In the draft guidance, FDA reiterates that device sponsors can use consensus standards to demonstrate certain aspects of safety and effectiveness in a premarket approval application (PMA) or certain aspects of substantial equivalence in a 510(k) submission. Sponsors may submit a “Declaration of Conformity” to an FDA-recognized consensus standard in which the submitter certifies that its device conforms to all applicable requirements under the standard. The use of consensus standards can “provide clearer regulatory expectations” and “streamline premarket review.” FDA notes, however, that submitters do not always appropriately use consensus standards. For example, submitters may attempt to use consensus standards that FDA does not recognize or which do not apply to the particular type of device. Such improper use of consensus standards can hinder FDA’s review of the submission.
As FDA explained in the Federal Register notice, the draft guidance proposes two policy changes. First, a submitter may no longer use a Declaration of Conformity if it deviates from the FDA-recognized consensus standard. Second, a submitter may no longer use a promissory statement—a statement indicating that the device will conform to the consensus standard prior to marketing—to support a premarket submission.

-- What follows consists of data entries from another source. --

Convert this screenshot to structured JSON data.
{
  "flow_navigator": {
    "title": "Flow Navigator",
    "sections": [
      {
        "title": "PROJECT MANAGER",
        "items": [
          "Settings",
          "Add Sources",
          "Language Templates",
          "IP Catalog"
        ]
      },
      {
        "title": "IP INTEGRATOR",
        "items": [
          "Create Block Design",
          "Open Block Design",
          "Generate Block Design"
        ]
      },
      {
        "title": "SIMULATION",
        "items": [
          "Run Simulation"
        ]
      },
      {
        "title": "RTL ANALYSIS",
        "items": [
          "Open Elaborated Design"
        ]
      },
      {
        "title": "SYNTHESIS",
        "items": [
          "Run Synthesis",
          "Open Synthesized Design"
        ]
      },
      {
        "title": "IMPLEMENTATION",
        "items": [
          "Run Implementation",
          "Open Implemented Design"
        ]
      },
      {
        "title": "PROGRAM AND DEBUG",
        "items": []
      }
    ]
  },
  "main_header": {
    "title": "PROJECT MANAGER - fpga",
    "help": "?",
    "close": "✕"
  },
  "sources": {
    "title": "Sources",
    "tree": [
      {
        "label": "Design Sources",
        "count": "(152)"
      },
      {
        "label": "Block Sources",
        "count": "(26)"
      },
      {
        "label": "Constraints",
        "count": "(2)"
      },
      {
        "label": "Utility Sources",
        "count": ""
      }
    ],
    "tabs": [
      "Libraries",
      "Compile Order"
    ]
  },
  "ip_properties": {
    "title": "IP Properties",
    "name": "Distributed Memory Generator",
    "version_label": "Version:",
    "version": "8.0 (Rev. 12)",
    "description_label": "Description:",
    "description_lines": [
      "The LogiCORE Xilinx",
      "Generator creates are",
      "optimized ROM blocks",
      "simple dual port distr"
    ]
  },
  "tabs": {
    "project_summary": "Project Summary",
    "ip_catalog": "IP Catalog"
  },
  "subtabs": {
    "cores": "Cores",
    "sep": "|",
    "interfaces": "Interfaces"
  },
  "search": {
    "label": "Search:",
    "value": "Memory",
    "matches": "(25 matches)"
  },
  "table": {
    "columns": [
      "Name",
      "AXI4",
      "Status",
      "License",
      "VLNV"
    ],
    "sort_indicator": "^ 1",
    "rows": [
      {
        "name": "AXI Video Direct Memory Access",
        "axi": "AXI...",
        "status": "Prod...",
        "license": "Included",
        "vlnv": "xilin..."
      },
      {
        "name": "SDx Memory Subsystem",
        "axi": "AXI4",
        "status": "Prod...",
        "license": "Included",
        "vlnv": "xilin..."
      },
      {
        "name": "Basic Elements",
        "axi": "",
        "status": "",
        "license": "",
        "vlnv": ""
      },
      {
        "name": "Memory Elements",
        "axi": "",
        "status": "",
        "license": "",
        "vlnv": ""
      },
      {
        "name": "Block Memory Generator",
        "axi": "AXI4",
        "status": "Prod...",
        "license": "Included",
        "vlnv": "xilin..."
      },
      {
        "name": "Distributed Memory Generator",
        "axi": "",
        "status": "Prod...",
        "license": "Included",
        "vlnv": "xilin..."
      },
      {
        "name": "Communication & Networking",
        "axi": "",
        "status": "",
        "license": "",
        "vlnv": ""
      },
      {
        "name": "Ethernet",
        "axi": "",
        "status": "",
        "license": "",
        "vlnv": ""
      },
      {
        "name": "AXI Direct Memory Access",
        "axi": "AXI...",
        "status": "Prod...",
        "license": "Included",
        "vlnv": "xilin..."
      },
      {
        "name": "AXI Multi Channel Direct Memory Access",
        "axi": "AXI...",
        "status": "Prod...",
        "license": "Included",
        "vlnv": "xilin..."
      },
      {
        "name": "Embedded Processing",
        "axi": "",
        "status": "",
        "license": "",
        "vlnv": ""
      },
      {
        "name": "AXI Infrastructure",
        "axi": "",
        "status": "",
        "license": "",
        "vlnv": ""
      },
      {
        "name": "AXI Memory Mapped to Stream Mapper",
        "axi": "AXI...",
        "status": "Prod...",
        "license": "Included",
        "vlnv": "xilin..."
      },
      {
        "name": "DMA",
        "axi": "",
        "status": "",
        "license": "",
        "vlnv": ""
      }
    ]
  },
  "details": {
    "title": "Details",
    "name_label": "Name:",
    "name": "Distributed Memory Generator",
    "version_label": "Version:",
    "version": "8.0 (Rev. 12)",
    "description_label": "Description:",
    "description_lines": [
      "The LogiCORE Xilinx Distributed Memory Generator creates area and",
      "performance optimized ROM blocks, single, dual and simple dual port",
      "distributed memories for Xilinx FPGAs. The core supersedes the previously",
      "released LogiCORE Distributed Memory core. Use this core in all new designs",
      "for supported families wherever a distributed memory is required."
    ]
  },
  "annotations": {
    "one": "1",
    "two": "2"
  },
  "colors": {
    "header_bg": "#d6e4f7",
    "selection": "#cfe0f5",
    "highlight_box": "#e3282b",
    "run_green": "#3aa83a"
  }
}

FDA expects that the device will conform to the consensus standard prior to submission.
The draft guidance also contains additional information on the use of consensus standards that was not contained in the 2007 guidance. For instance, the draft guidance explains the information that submitters should provide when filling out the Standards Data Report for 510(k)s (FDA Form 3654). Submitters should, for example, identify the consensus standard by its complete title, state whether it is FDA-recognized, and provide adequate justifications for any deviations from the standard. In addition, the draft guidance explains that FDA may establish a transition period when the agency recognizes a newer version of a consensus standard. A transition period allows a submitter to continue development of the device according to the earlier version of the consensus standard. FDA notes, however, that if a newer version of a consensus standard addresses a known safety issue, FDA may ask the submitter to satisfy the portions of the newer standard that address the safety issue. After the expiry of the transition period, FDA expects that submitters will be able to meet the requirements of the newer consensus standard.
FDA requests comments on the draft guidance by August 11, 2014.